That is the only caveat that I came across in my use of Simple XML on Android and it has a big Sourceforge page that I created looking into the issue.

Conclusion

In summary, this is how you can use an easy annotation based XML serialization framework on Android (that gives JAXB like functionality). It is very flexible and easy to use, and will make your projects easier to write. I know that this was a bit of a long post so thankyou for sticking with me; I hope that you get some good use out of this and that it helps those Android developers out there.

Android

Setup Android Honeycomb Development on Ubuntu in Eclipse

Here are the steps that you will want to take to start Android Honeycomb development on Ubuntu (or even Windows for that matter). This guide assumes that you have an internet connection and Eclipse: Helios installed:

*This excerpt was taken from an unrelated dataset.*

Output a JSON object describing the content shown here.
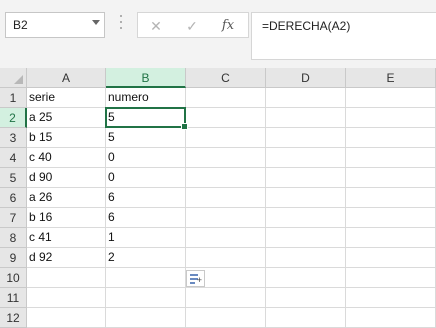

  1. Goto the Android Developer pages and Download the SDK.
  2. Install the SDK and place it in a location in your filesystem. (Remember this location because later, it is required to setup the Eclipse ADT plugin)
  3. Run the SDK manager and install all of the avaliable Android packages; this may take some time depending on your internet connection speed.
  4. Fire up Eclipse Helios and goto: Help -> Install New Software…
  5. In this section you will want to add two new repos to Eclipse and they can be found on this google code page and the ADT repo from the Android developer pages. Instructions are provided in the links.
  6. The second repo that you installed contains the ADT plugin; select that repo from the list and install the ADT plugin. Once you are done you will be prompted to restart eclipse which you should do.
  7. Once Eclipse has restarted you will want to let the ADT plugin know where you installed the SDK. To do this go: Windows -> Preferences and then Click on the ‘Android’ preference tab; a window should appear that asks you for the ‘SDK Location’. Put the filesystem location of the Android SDK in that box and hit apply. If many targets appear after a few seconds then you have done it correctly. Now press OK to exit the Preferences.
  8. Go back and run SDK manager again. In here create an Android virtual machine for the type of Android Project that you would like to develop. Remember that the more RAM that you give the VM the better but the emulator will probably still be slow; try and mirror a real device.
  9. In Eclipse, press Ctrl+N and create an Andriod project from the menu. First select the version of the SDK that you would like to use and then I recommended selecting one of the test projects that are avaliable for that SDK.
  10. Run the project from the eclipse run menu as an Android Project and watch it run in an emulator.

And that is all that there is to it. Perhaps a few more steps than you would expect but once you are done you will have a complete Android Honeycomb development environment. If you have any questions or want clarification then please ask it in the comments.